Latest News

Muslim Brothers incite against Copts

Robeir al-Faris

11 Dec 2012 9:48 pm

Two days ago, the vice Supreme Guide of the Muslim Brotherhood (MB), Khairat al-Shater, claimed that the protestors who were demonstrating in front of the presidential palace in Cairo were mainly Copts. Today

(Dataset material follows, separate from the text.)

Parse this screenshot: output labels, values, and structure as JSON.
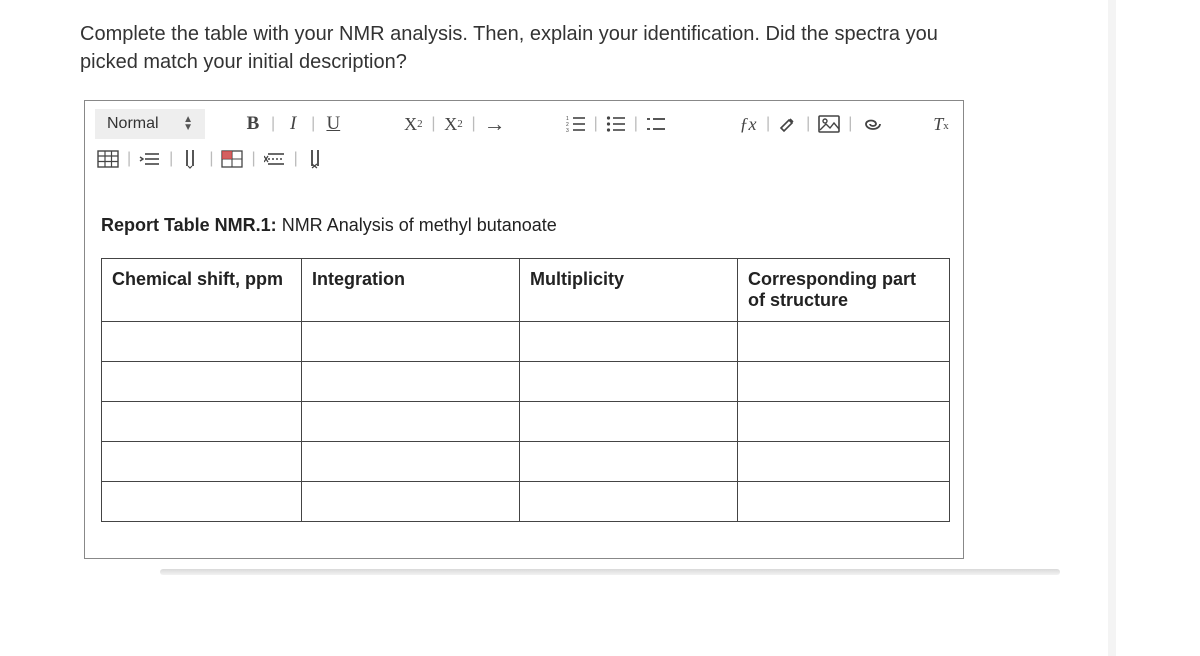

Two days ago, the vice Supreme Guide of the Muslim Brotherhood (MB), Khairat al-Shater, claimed that the protestors who were demonstrating in front of the presidential palace in Cairo were mainly Copts. Today, the MB leader Mahmoud al-Beltagui stood before the thousands of Mursi supporters who were demonstrating at Rabaa al-Adawiya mosque, east of Cairo, and insisted that 60 per cent of the secular demonstrators in front of the presidential palace are Copts.
On the level of stories circulated among mainstream Muslims, rumours go that it was Coptic militias armed by the Church which killed the Muslim demonstrators on Black Wednesday—Wednesday 5 December.
Such stories, whether on the part of the MB leaders or the grassroots, are being severely criticised by the national political movements. 
Gamila Ismail, vice head of the liberal al-Dustour party, said that Copts are Egyptian citizens entitled to the right to demonstrate. No-one, Ms Ismail said, should terrorise the Copts into giving up their right by falsely casting them in a non-patriotic light.
Father Rafiq Greiche of the Coptic Catholic Church said that the inflamed political situation in Egypt cannot accommodate any more divisions, and that the MB are palying with fire. “Just to hear them speak, one might imagine that all the demonstrators at the presidential palace are Copts and all those at Rabaa mosque are Muslims. This is not true,” Fr Rafiq said, “and serves to polarise the nation along sectarian lines.”
In case of the Coptic Orthodox Church, a Church source said that Egypt cannot afford more divisions or sectarianism. “Copts are Egyptian citizens with full citizenship rights, including the right to freedom of expression.” This is not the first time the MB resort to playing the sectarian card, the Church source said. This is a very serious error, since it splits Egypt into Muslim and Christian instead of supporter or opponent. Egypt in its entirety stands to pay the price.
Watani International
11 December 2012


Editorial

Law for Building and Restoring Churches: Ease or complication?

More
Most Read
Recommended Topics